Restrooms have become focal points for many institutional and commercial organizations seeking to become more environmentally responsible. The efforts focus on the specification and maintenance of key elements within restrooms, including plumbing fixtures, paper products, dispensers, and cleaning chemicals.
Since many budgets are tighter and demands for results are louder, managers need to act as quickly as possible to improve the sustainability of restrooms and, at the same time, generate savings for organizations.
By addressing these key product areas and taking steps to improve the productivity of front-line technicians, managers can end up with restrooms that offer both greater sustainability and lower costs.
Piece by Piece
While one or two green initiatives might generate benefits, managers most likely will have to institute a series of changes to produce the desired results. Here are suggested actions related to key restroom products:
Plumbing fixtures. Measure water use for restroom fixtures, and develop a conservation plan. Check for, locate, and fix leaks in faucets, shower heads, and toilet and urinal flush valves.

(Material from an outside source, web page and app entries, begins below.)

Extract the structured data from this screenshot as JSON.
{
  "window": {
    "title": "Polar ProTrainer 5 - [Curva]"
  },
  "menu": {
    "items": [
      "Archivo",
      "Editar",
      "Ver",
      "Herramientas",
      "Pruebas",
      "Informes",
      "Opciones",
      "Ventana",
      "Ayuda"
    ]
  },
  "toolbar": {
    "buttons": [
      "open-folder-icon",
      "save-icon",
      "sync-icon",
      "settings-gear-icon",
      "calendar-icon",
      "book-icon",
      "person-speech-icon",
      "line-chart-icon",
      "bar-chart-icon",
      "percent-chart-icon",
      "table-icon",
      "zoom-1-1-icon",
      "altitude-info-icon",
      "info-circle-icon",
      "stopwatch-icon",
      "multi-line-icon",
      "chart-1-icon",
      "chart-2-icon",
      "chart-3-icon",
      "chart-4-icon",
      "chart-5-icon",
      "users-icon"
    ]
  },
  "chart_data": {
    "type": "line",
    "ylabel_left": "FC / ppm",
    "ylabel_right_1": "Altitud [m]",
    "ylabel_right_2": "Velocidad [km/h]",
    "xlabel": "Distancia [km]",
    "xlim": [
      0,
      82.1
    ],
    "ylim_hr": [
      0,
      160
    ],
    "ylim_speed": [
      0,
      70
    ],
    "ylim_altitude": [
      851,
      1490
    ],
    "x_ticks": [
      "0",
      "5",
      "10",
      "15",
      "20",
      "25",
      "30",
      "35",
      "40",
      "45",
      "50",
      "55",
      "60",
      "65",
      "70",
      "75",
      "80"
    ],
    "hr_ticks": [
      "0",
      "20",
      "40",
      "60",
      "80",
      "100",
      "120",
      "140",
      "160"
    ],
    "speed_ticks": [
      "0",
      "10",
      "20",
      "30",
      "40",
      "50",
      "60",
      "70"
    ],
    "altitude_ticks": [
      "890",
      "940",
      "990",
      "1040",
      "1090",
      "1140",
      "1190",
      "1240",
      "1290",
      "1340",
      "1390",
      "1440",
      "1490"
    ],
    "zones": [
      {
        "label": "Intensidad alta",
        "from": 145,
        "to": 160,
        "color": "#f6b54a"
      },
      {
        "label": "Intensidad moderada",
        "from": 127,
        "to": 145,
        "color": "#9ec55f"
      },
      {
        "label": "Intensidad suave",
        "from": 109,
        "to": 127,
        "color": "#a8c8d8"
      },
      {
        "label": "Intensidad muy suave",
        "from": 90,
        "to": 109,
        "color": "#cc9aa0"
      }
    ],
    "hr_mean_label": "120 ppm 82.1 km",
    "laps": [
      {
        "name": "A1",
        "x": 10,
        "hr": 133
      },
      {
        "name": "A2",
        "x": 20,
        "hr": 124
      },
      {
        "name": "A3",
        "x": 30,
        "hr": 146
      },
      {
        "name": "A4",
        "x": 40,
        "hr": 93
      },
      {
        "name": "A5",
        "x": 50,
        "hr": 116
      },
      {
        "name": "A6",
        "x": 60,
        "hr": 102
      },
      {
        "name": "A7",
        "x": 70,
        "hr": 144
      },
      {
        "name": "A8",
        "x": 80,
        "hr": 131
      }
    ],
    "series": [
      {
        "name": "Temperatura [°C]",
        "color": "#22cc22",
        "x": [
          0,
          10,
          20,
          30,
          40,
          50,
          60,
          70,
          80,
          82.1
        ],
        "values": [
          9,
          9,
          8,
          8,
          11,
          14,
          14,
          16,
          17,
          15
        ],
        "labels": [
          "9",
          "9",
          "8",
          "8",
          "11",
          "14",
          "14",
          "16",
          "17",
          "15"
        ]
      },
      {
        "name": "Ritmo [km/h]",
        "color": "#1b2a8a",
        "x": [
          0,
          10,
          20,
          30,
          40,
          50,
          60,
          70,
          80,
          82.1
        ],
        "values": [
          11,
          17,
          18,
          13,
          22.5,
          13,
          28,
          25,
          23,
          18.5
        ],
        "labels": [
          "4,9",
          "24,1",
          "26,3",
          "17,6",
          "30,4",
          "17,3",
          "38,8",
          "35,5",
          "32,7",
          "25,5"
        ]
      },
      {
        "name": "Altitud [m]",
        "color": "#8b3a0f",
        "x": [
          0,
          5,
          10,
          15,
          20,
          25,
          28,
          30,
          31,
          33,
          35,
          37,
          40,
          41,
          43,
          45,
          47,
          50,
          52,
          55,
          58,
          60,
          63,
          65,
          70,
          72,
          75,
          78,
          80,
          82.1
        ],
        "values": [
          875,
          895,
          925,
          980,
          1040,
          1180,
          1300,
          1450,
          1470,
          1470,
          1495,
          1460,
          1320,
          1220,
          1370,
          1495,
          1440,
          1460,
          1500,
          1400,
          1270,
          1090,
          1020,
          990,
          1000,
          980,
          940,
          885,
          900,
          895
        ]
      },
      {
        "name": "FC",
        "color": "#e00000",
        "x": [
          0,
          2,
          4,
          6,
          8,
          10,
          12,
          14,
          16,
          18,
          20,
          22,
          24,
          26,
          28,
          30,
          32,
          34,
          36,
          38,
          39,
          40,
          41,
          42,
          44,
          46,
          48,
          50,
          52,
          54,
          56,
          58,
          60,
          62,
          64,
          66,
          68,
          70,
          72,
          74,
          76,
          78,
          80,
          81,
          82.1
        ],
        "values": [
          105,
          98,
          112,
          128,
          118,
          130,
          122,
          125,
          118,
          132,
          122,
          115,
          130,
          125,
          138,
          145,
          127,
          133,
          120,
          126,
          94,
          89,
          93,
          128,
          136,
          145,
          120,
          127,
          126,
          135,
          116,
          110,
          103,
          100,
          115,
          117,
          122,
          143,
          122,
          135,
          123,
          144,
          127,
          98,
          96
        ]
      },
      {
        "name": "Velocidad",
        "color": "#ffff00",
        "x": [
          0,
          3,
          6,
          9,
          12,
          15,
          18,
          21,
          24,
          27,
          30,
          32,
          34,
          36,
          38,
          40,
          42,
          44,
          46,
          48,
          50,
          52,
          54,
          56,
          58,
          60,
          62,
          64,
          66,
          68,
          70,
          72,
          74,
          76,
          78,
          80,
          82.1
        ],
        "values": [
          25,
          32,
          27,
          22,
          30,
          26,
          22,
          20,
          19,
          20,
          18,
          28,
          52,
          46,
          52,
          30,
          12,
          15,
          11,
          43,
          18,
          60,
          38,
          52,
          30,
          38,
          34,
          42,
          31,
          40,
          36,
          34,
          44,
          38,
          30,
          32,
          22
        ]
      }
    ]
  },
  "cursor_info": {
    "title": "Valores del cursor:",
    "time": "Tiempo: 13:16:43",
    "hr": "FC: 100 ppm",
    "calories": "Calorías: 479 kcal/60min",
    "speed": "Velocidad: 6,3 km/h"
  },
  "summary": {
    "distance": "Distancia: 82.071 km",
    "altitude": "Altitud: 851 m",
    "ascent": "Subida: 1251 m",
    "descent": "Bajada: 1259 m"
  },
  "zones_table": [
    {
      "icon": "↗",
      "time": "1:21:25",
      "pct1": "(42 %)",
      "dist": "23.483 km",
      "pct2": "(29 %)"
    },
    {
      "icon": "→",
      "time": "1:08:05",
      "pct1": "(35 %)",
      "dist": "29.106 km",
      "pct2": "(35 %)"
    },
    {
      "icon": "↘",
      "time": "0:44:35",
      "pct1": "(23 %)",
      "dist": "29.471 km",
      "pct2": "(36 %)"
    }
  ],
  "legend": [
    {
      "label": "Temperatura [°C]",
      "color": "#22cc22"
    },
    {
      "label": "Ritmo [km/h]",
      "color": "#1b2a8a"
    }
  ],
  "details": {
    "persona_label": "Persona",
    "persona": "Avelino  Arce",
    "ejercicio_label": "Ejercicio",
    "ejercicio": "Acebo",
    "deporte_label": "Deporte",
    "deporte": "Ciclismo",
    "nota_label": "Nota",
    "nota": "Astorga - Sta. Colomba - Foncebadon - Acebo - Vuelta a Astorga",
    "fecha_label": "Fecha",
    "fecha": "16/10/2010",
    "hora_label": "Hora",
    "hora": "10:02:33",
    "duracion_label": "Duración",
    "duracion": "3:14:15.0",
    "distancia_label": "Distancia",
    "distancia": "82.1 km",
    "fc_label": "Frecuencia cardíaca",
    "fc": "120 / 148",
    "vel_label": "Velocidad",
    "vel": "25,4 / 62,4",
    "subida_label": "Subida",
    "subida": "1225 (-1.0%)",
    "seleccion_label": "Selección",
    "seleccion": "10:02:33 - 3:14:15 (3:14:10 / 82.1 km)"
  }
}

Also, check for leaks in custodial closet sinks. Water waste might exist where workers store janitorial equipment and supplies and fill cleaning buckets.
Monitor for potential losses by replacing worn O-rings and washers before they start to leak water. This tactic is a proven way to lower water use and waste costs.
Replace older, high-volume, timed-cycle flush valves and high-volume taps with newer, low-flow valves. Make sure sensor valves respond only to appropriate movements and solenoids function properly. Inserting restrictors or replacing valves with return on investment in mind can lock savings into the system.
When upgrading fixtures, convert to fixtures with copper pipe extensions and a brass coupling nut. Technicians can install these extensions more quickly because they do not require a special wrench to reach up under the back of the sink.
Check to see if hot-water temperatures at the heaters are set properly. If the temperature is set at 140 degrees, adjusting it to 120 degrees can result in large electricity savings.
Insulate hot-water lines or move the heater closer to the point of use. This step can minimize heat loss and save water and chemicals.
Put up water-conservation posters that suggest turning off water when shaving, brushing teeth, showering, and bathing.
If the savings related to water, water-softening chemicals, and waste bills in just a few years are greater than the cost of upgrades, the result is a win-win-win situation — free upgrades, a greener facility, and lower operating costs.
Paper products. Verify that paper products deliver the promised sheet count by checking the roll or pack. Use larger sheet-count rolls of toilet paper to cut cost. This step reduces replacement time and empty-dispenser calls. Consider converting to high-velocity air dryers with shorter cycle times in some locations to minimize the use paper towels.
Dispensers. Measure the flow of liquids from dispensers and install restrictors where needed. Use newer dispensers that are easy to refill. Use foam instead of liquid soap to reduce use and pipe clogs. Use cartridge soap replacements to save time reloading dispensers.
Cleaning chemicals. Measure, measure, measure. Many cleaning jobs require only a few ounces of chemical cleaner per gallon of water. If workers pour concentrated cleaner directly into a pail from the bottle, they probably are using too much and forcing the department to pay a premium for chemicals.
This wasteful practice also might create a safety hazard by leaving surfaces slippery after drying. High concentrations of chemicals in the waste water also cause buildup, clogging, and unnecessary loads on waste-treatment facilities. http://completesupplyco.com